§ INFORMATION GIVEN
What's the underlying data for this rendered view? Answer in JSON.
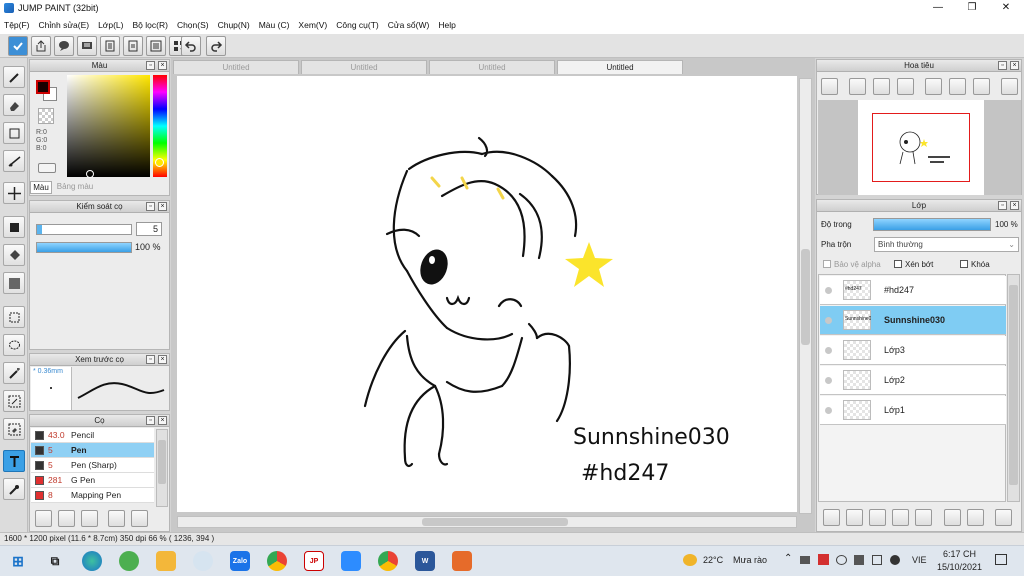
{
  "window": {
    "title": "JUMP PAINT (32bit)",
    "minimize": "—",
    "maximize": "❐",
    "close": "✕"
  },
  "menu": [
    "Tệp(F)",
    "Chỉnh sửa(E)",
    "Lớp(L)",
    "Bộ lọc(R)",
    "Chọn(S)",
    "Chụp(N)",
    "Màu (C)",
    "Xem(V)",
    "Công cụ(T)",
    "Cửa sổ(W)",
    "Help"
  ],
  "tabs": [
    "Untitled",
    "Untitled",
    "Untitled",
    "Untitled"
  ],
  "color_panel": {
    "title": "Màu",
    "r_label": "R:0",
    "g_label": "G:0",
    "b_label": "B:0",
    "tab_color": "Màu",
    "tab_palette": "Bảng màu",
    "foreground": "#1a0000",
    "background": "#ffffff"
  },
  "brush_control": {
    "title": "Kiểm soát cọ",
    "size_value": "5",
    "opacity_value": "100 %",
    "opacity_fraction": 1.0
  },
  "brush_preview": {
    "title": "Xem trước cọ",
    "size_label": "* 0.36mm"
  },
  "brush_list": {
    "title": "Cọ",
    "items": [
      {
        "size": "43.0",
        "name": "Pencil",
        "color": "#333333"
      },
      {
        "size": "5",
        "name": "Pen",
        "color": "#333333"
      },
      {
        "size": "5",
        "name": "Pen (Sharp)",
        "color": "#333333"
      },
      {
        "size": "281",
        "name": "G Pen",
        "color": "#e03030"
      },
      {
        "size": "8",
        "name": "Mapping Pen",
        "color": "#e03030"
      }
    ],
    "selected_index": 1
  },
  "navigator": {
    "title": "Hoa tiêu"
  },
  "layers": {
    "title": "Lớp",
    "opacity_label": "Độ trong",
    "opacity_value": "100 %",
    "opacity_fraction": 1.0,
    "blend_label": "Pha trộn",
    "blend_value": "Bình thường",
    "protect_alpha": "Bảo vệ alpha",
    "clipping": "Xén bớt",
    "lock": "Khóa",
    "items": [
      {
        "name": "#hd247",
        "thumb_text": "#hd247"
      },
      {
        "name": "Sunnshine030",
        "thumb_text": "Sunnshine030"
      },
      {
        "name": "Lớp3",
        "thumb_text": ""
      },
      {
        "name": "Lớp2",
        "thumb_text": ""
      },
      {
        "name": "Lớp1",
        "thumb_text": ""
      }
    ],
    "selected_index": 1
  },
  "canvas": {
    "line1": "Sunnshine030",
    "line2": "#hd247"
  },
  "status": {
    "text": "1600 * 1200 pixel   (11.6 * 8.7cm)   350 dpi   66 %   ( 1236, 394 )"
  },
  "taskbar": {
    "weather_temp": "22°C",
    "weather_text": "Mưa rào",
    "lang": "VIE",
    "time": "6:17 CH",
    "date": "15/10/2021",
    "apps": [
      "start",
      "search",
      "task-view",
      "edge",
      "app",
      "app",
      "explorer",
      "app",
      "zalo",
      "chrome",
      "jump-paint",
      "zoom",
      "chrome",
      "word",
      "app"
    ]
  }
}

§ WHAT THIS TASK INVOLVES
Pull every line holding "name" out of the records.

§ FINAL ANSWER
        "name": "Pencil",
        "name": "Pen",
        "name": "Pen (Sharp)",
        "name": "G Pen",
        "name": "Mapping Pen",
        "name": "#hd247",
        "name": "Sunnshine030",
        "name": "Lớp3",
        "name": "Lớp2",
        "name": "Lớp1",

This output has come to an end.